ABOUT THIS TASK — Take every line containing "خواهد" from the material and copy it.

SUPPLIED RECORDS —
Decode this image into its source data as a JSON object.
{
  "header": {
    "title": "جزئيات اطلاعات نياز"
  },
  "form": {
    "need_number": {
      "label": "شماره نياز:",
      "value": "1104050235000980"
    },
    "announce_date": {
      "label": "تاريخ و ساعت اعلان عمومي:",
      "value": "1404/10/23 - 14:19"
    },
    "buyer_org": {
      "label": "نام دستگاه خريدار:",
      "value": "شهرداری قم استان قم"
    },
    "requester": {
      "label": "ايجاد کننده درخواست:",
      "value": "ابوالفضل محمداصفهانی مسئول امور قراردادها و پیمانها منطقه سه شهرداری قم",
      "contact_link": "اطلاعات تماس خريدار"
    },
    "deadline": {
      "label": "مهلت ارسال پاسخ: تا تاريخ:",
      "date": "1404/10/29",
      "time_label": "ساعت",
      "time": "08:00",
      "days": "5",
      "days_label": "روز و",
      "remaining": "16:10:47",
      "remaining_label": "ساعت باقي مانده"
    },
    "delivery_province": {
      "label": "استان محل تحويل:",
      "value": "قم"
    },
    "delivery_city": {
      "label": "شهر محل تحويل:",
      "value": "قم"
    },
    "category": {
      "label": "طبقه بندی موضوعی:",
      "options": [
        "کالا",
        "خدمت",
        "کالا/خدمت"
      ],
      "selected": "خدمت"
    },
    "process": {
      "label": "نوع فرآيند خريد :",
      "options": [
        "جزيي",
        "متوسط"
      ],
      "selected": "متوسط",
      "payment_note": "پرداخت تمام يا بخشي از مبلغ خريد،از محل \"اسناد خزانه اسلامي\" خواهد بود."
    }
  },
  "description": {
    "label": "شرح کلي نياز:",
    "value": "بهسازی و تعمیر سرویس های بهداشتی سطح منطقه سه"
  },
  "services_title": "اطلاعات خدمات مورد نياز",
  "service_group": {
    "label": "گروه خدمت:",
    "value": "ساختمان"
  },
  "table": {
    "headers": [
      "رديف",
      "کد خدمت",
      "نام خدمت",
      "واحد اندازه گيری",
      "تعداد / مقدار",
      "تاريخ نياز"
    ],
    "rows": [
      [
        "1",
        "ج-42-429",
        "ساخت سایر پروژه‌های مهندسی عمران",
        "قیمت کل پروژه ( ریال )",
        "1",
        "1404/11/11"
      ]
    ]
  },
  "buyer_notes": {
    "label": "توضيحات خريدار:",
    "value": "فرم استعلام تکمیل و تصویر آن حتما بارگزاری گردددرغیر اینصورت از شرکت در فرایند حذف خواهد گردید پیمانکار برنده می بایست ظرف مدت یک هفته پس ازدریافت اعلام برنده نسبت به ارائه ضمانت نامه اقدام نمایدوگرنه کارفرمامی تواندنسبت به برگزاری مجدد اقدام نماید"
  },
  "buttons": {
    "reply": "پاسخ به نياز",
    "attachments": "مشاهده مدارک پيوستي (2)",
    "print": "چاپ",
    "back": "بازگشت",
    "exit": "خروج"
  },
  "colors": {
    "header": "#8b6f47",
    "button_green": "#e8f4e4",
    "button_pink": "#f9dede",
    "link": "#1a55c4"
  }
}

RESULT —
      "payment_note": "پرداخت تمام يا بخشي از مبلغ خريد،از محل \"اسناد خزانه اسلامي\" خواهد بود."
    "value": "فرم استعلام تکمیل و تصویر آن حتما بارگزاری گردددرغیر اینصورت از شرکت در فرایند حذف خواهد گردید پیمانکار برنده می بایست ظرف مدت یک هفته پس ازدریافت اعلام برنده نسبت به ارائه ضمانت نامه اقدام نمایدوگرنه کارفرمامی تواندنسبت به برگزاری مجدد اقدام نماید"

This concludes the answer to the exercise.